Adam Muri-Rosenthal is fifth-year graduate student specializing in Italian in the Department of Romance Languages and Literatures. He is completing secondary fields in both Film and Visual Studies and Critical Media Practice. His research interests include post-war and contemporary Italian cinema and literature, documentary and ethnographic cinema and Sicilian culture, on which he produced a lyrical ethnographic documentary in 2010. This summer he will begin shooting for his next documentary video project as a fellow at the Harvard Film Study Center.
Sam Richman is a graphic designer, filmmaker, artist, and undergraduate at Harvard College. In the spring of 2010, Sam founded <ahref=”http://www.graphicalitydesign.com”>Graphicality Design, a design collective that has worked with community members, businesses and organizations from across the United States. His studies focus on the interaction of art, culture, and technology in both historical and contemporary society.
is a College Fellow at Harvard. His main research interests include social history of music, digital musicology, as well as developing new methodological approaches to study the sketches of Ludwig van Beethoven’s late style works. Matthias’ research has been founded by the Whiting Foundation as well as the Alfred Krupp Foundation. In addition to his scholarly work, Matthias is the founder and editor of zeitschichten.com
, a web magazine for music and history. Before coming to Harvard, Matthias studied music at the Mozarteum University in Salzburg. In addition to his academic and scholarly projects, Matthias is also active as an artistic advisor and music manager for several New Music projects in the United States, Turkey,Germany, and Austria for which he produced CD recordings, concerts, video, and educational events.
Laura Lee Schmidt is a Harvard graduate student in History of Science Department and received her SMArchS at MIT in the Aga Khan Program for Islamic Architecture. She studies the reconstruction of historical technology, industrialism and the idea of science in the 19th and 20th centuries. Laura is interested in Left politics and Marxist critical theory, curatorial practices and interfaces, and the modern Middle East.
is a graphic designer, programmer, and artist living in London. Stewart earned his MFA in Graphic Design from Yale University in 2008 and operates under the name Stewdio
—a pseudonym for both private works and collaborations. His work has appeared at the SFMOMA, Fondation Cartier, Pop!Tech, and in publications such as Creative Review, Esquire Magazine, and It’s Nice That. He has taught data visualization at NYU’s Interactive Telecommunications Program, served as a Research Scholar at Columbia University’s Spacial Information Design Lab, and has been honored as a Young Gun by the Art Directors Club. More at http://stewd.io/

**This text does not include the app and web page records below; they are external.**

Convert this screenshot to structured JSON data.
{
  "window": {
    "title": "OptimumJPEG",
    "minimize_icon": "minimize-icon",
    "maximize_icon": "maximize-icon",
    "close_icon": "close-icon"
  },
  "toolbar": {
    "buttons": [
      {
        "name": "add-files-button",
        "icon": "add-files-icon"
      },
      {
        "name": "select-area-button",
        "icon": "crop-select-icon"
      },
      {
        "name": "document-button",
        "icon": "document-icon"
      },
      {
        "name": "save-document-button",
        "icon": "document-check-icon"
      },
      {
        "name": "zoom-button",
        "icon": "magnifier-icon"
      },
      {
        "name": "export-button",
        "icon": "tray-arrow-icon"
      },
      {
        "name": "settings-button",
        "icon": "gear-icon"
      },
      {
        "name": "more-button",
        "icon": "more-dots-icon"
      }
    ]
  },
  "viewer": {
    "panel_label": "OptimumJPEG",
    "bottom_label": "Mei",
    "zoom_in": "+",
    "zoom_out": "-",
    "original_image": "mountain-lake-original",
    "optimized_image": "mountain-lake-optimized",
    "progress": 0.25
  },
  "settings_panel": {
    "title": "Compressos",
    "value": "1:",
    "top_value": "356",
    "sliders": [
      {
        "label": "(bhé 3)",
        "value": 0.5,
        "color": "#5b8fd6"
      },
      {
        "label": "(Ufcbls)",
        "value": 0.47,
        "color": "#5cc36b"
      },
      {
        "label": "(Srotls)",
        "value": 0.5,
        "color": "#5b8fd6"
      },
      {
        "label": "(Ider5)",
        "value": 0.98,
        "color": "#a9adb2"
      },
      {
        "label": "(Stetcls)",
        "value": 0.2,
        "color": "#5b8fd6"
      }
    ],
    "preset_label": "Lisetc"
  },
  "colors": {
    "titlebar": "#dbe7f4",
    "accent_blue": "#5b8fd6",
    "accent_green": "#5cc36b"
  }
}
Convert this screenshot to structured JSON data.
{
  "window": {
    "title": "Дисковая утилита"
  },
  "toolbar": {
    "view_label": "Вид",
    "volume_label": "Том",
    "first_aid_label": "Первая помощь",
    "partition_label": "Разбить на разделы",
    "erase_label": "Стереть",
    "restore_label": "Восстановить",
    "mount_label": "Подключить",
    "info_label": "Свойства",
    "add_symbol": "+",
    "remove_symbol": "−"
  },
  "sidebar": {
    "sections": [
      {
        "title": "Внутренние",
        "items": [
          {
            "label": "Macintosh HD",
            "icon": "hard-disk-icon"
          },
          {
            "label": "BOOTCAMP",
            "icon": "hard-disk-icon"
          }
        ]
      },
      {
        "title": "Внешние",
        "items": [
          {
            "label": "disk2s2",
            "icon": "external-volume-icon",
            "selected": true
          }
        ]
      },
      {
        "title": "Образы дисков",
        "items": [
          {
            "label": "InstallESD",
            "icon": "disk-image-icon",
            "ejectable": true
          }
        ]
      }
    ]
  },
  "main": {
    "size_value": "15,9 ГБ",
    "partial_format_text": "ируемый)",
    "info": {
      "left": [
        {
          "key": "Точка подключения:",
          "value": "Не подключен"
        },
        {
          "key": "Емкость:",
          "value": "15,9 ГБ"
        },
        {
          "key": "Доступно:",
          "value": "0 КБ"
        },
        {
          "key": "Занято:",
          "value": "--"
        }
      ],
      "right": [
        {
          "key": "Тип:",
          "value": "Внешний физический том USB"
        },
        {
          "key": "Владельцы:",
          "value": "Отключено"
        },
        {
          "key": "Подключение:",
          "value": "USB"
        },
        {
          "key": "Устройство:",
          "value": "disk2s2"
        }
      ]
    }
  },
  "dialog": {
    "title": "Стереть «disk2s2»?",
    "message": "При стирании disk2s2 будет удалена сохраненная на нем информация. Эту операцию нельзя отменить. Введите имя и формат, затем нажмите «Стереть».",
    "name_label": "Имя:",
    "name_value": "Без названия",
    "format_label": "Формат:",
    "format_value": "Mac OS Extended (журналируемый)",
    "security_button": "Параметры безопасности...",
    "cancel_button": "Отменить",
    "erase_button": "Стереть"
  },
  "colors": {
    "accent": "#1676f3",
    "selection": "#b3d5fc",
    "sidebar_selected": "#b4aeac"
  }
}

Matthew Swaidan is Masters of Architecture student at Harvard’s Graduate School of Design, interested in fabrication and the interface between technology and place, particularly with regards to collective memory / identity. In previous work at the GSD, Matthew has examined how physical interventions in public space might enhance our understanding of local experience, with an eye towards making tangible the most successful practices from social networking communities. He holds a BA in philosophy from The Ohio State University, and is entering his thesis semester at the GSD.
Judy Sue Fulton is a third-year Masters in Architecture student at the Graduate School of Design, with a background in the History of Art and Interior Architecture. Her current work is focused on architectural hybridity as it relates to program and varying degrees of interiority. Her project with metaLAB will focus on creating a bridge between two disparate “environments” that focus on the work of the poet Emily Dickinson.